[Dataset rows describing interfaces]
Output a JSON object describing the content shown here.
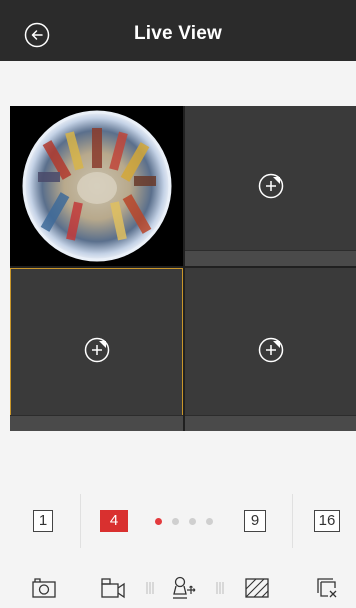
{
  "header": {
    "title": "Live View",
    "back_icon": "back-arrow-icon"
  },
  "grid": {
    "tiles": [
      {
        "state": "live-fisheye-video"
      },
      {
        "state": "empty",
        "icon": "add-camera-icon"
      },
      {
        "state": "empty",
        "icon": "add-camera-icon",
        "selected": true
      },
      {
        "state": "empty",
        "icon": "add-camera-icon"
      }
    ]
  },
  "layout": {
    "options": [
      "1",
      "4",
      "9",
      "16"
    ],
    "selected": "4",
    "page_count": 4,
    "current_page": 1
  },
  "toolbar": {
    "icons": [
      "capture-icon",
      "record-icon",
      "ptz-icon",
      "image-quality-icon",
      "close-all-icon"
    ]
  },
  "colors": {
    "accent": "#d9302f",
    "header_bg": "#2b2b2b",
    "selected_border": "#c9962a"
  }
}
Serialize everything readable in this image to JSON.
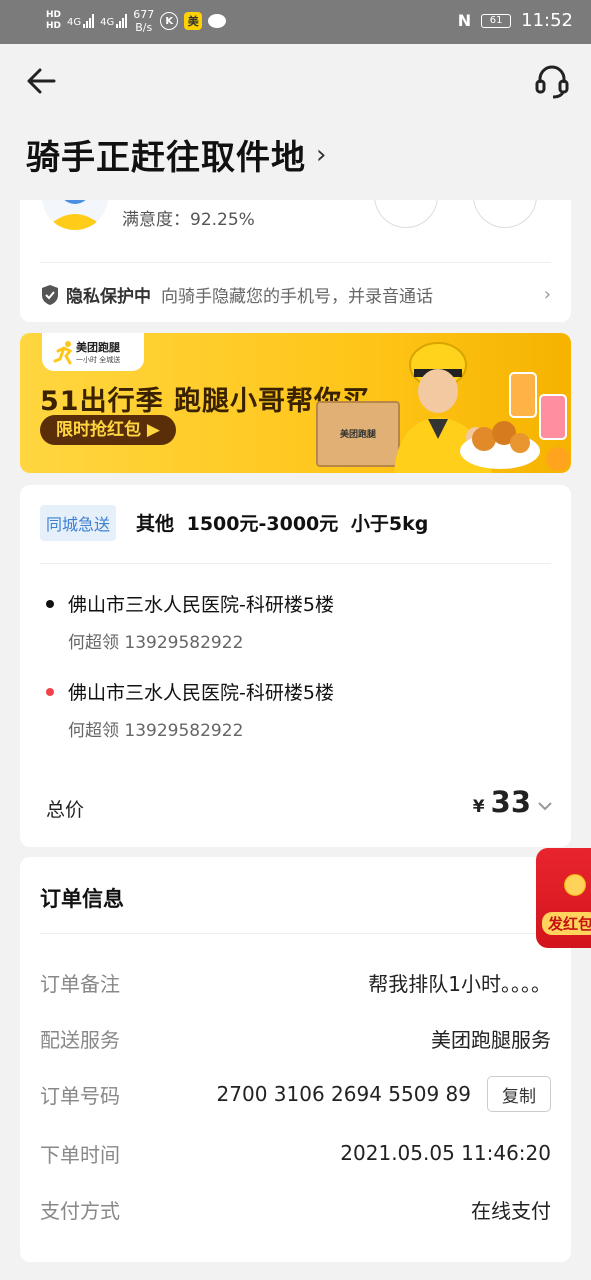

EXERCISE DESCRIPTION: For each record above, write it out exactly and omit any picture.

ANSWER:
Output a JSON object describing the content shown here.
{
  "header": {
    "title": "Live View",
    "back_icon": "back-arrow-icon"
  },
  "grid": {
    "tiles": [
      {
        "state": "live-fisheye-video"
      },
      {
        "state": "empty",
        "icon": "add-camera-icon"
      },
      {
        "state": "empty",
        "icon": "add-camera-icon",
        "selected": true
      },
      {
        "state": "empty",
        "icon": "add-camera-icon"
      }
    ]
  },
  "layout": {
    "options": [
      "1",
      "4",
      "9",
      "16"
    ],
    "selected": "4",
    "page_count": 4,
    "current_page": 1
  },
  "toolbar": {
    "icons": [
      "capture-icon",
      "record-icon",
      "ptz-icon",
      "image-quality-icon",
      "close-all-icon"
    ]
  },
  "colors": {
    "accent": "#d9302f",
    "header_bg": "#2b2b2b",
    "selected_border": "#c9962a"
  }
}
Serialize everything readable in this image to JSON.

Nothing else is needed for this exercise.